3.  I still don’t know if I’m gonna do a Games of 2017 post.  I’m looking over what I played this year and despite other people saying that this was the best year in games since 2007, there’s only a handful of games that I can say are worth a damn.  Or maybe it’s just me.  I played a lot this year but I don’t know that I enjoyed very much.  I still can’t get into Breath of the Wild, which is probably heretical to admit, but there it is.  If I had to round up a top 5, it’d probably look something like this:

  • Horizon Zero Dawn
  • Assassin’s Creed Origins
  • What Remains of Edith Finch
  • Gorogoa
  • Super Mario Odyssey

There’s a ton of stuff I didn’t finish, and there’s even more stuff that I never even got to.

4.  Similarly, I don’t think I’m going to do a Music of 2017 post, but for wildly different reasons; I got turned on to a ton of amazing music this year, but I can’t necessarily say I listened to all that many new albums.  My Favorites from the Spotify Discovery playlist is at least 150 songs deep, though.

5.  And I didn’t watch nearly enough TV or film to even bother pretending to make lists for those things.  I think I can safely say that Baby Driver was the most fun I’ve had in a movie theater in years, and the best shows I watched were DarkStranger Things 2Legion and… hmm… I’m forgetting something, I know it.  (I only made it 3 episodes into Twin Peaks.)

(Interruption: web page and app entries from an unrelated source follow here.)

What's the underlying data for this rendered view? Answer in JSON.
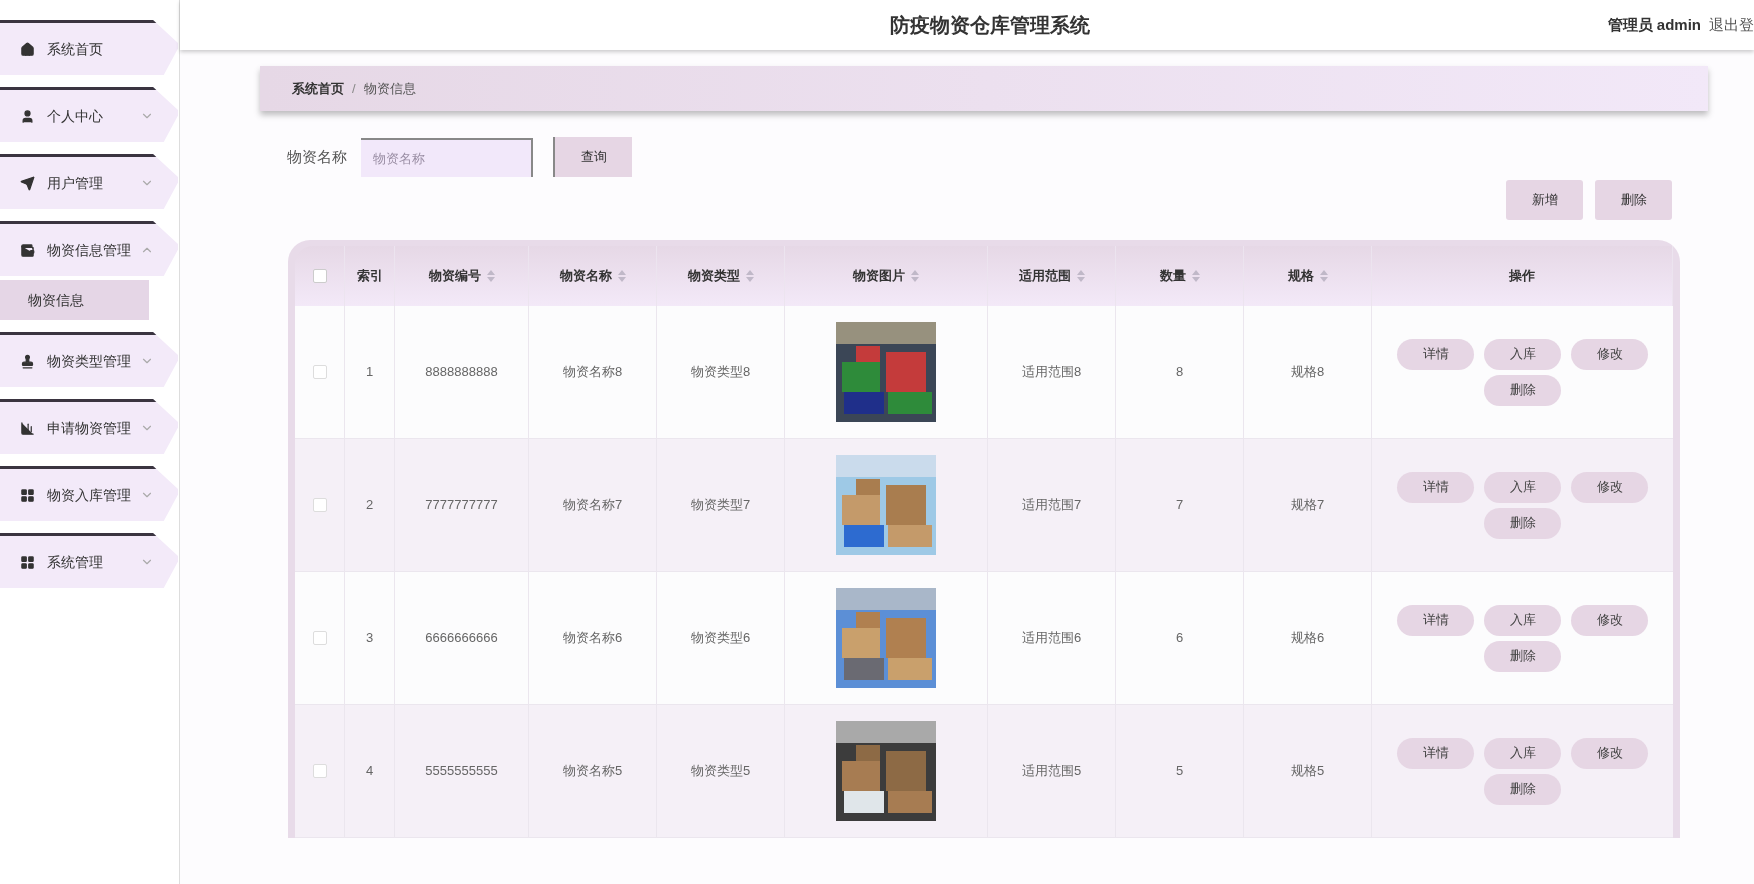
{
  "header": {
    "title": "防疫物资仓库管理系统",
    "user": "管理员 admin",
    "logout": "退出登"
  },
  "sidebar": {
    "items": [
      {
        "label": "系统首页",
        "has_arrow": false
      },
      {
        "label": "个人中心",
        "has_arrow": true,
        "expanded": false
      },
      {
        "label": "用户管理",
        "has_arrow": true,
        "expanded": false
      },
      {
        "label": "物资信息管理",
        "has_arrow": true,
        "expanded": true,
        "children": [
          {
            "label": "物资信息",
            "selected": true
          }
        ]
      },
      {
        "label": "物资类型管理",
        "has_arrow": true,
        "expanded": false
      },
      {
        "label": "申请物资管理",
        "has_arrow": true,
        "expanded": false
      },
      {
        "label": "物资入库管理",
        "has_arrow": true,
        "expanded": false
      },
      {
        "label": "系统管理",
        "has_arrow": true,
        "expanded": false
      }
    ]
  },
  "breadcrumb": {
    "items": [
      "系统首页",
      "物资信息"
    ],
    "separator": "/"
  },
  "search": {
    "label": "物资名称",
    "placeholder": "物资名称",
    "button": "查询"
  },
  "actions": [
    "新增",
    "删除"
  ],
  "table": {
    "select_all_checked": false,
    "columns": [
      {
        "label": "索引",
        "sortable": false
      },
      {
        "label": "物资编号",
        "sortable": true
      },
      {
        "label": "物资名称",
        "sortable": true
      },
      {
        "label": "物资类型",
        "sortable": true
      },
      {
        "label": "物资图片",
        "sortable": true
      },
      {
        "label": "适用范围",
        "sortable": true
      },
      {
        "label": "数量",
        "sortable": true
      },
      {
        "label": "规格",
        "sortable": true
      },
      {
        "label": "操作",
        "sortable": false
      }
    ],
    "rows": [
      {
        "checked": false,
        "cells": [
          {
            "kind": "text",
            "text": "1"
          },
          {
            "kind": "text",
            "text": "8888888888"
          },
          {
            "kind": "text",
            "text": "物资名称8"
          },
          {
            "kind": "text",
            "text": "物资类型8"
          },
          {
            "kind": "picture"
          },
          {
            "kind": "text",
            "text": "适用范围8"
          },
          {
            "kind": "text",
            "text": "8"
          },
          {
            "kind": "text",
            "text": "规格8"
          }
        ],
        "buttons": [
          "详情",
          "入库",
          "修改",
          "删除"
        ]
      },
      {
        "checked": false,
        "cells": [
          {
            "kind": "text",
            "text": "2"
          },
          {
            "kind": "text",
            "text": "7777777777"
          },
          {
            "kind": "text",
            "text": "物资名称7"
          },
          {
            "kind": "text",
            "text": "物资类型7"
          },
          {
            "kind": "picture"
          },
          {
            "kind": "text",
            "text": "适用范围7"
          },
          {
            "kind": "text",
            "text": "7"
          },
          {
            "kind": "text",
            "text": "规格7"
          }
        ],
        "buttons": [
          "详情",
          "入库",
          "修改",
          "删除"
        ]
      },
      {
        "checked": false,
        "cells": [
          {
            "kind": "text",
            "text": "3"
          },
          {
            "kind": "text",
            "text": "6666666666"
          },
          {
            "kind": "text",
            "text": "物资名称6"
          },
          {
            "kind": "text",
            "text": "物资类型6"
          },
          {
            "kind": "picture"
          },
          {
            "kind": "text",
            "text": "适用范围6"
          },
          {
            "kind": "text",
            "text": "6"
          },
          {
            "kind": "text",
            "text": "规格6"
          }
        ],
        "buttons": [
          "详情",
          "入库",
          "修改",
          "删除"
        ]
      },
      {
        "checked": false,
        "cells": [
          {
            "kind": "text",
            "text": "4"
          },
          {
            "kind": "text",
            "text": "5555555555"
          },
          {
            "kind": "text",
            "text": "物资名称5"
          },
          {
            "kind": "text",
            "text": "物资类型5"
          },
          {
            "kind": "picture"
          },
          {
            "kind": "text",
            "text": "适用范围5"
          },
          {
            "kind": "text",
            "text": "5"
          },
          {
            "kind": "text",
            "text": "规格5"
          }
        ],
        "buttons": [
          "详情",
          "入库",
          "修改",
          "删除"
        ]
      }
    ]
  }
}
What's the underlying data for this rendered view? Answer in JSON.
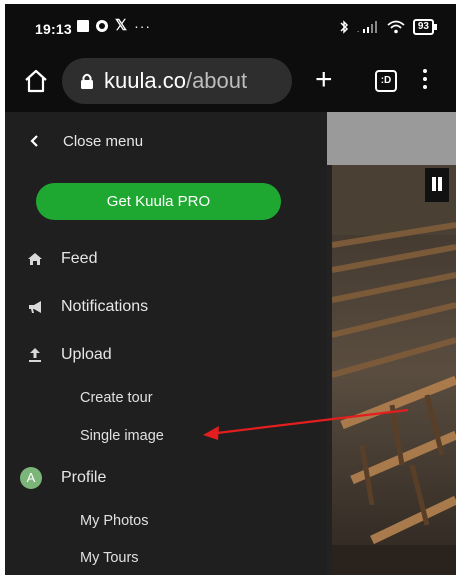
{
  "status_bar": {
    "time": "19:13",
    "battery": "93"
  },
  "browser": {
    "url_domain": "kuula.co",
    "url_path": "/about",
    "tabs_count": ":D"
  },
  "menu": {
    "close_label": "Close menu",
    "pro_button": "Get Kuula PRO",
    "items": [
      {
        "label": "Feed",
        "icon": "home-icon"
      },
      {
        "label": "Notifications",
        "icon": "megaphone-icon"
      },
      {
        "label": "Upload",
        "icon": "upload-icon"
      },
      {
        "label": "Profile",
        "icon": "avatar"
      }
    ],
    "upload_sub": [
      "Create tour",
      "Single image"
    ],
    "profile_sub": [
      "My Photos",
      "My Tours"
    ],
    "avatar_letter": "A"
  },
  "colors": {
    "accent_green": "#1fa831",
    "drawer_bg": "#1f1f1f",
    "annotation_red": "#e41e1e"
  }
}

This is almost certainly my last post of 2017, and given that I’m restless, I may end up doing a redesign over the next few weeks or so.  In any event, here’s hoping you had a lovely holiday, and I hope you have a much better 2018.  Indeed, I hope we all do.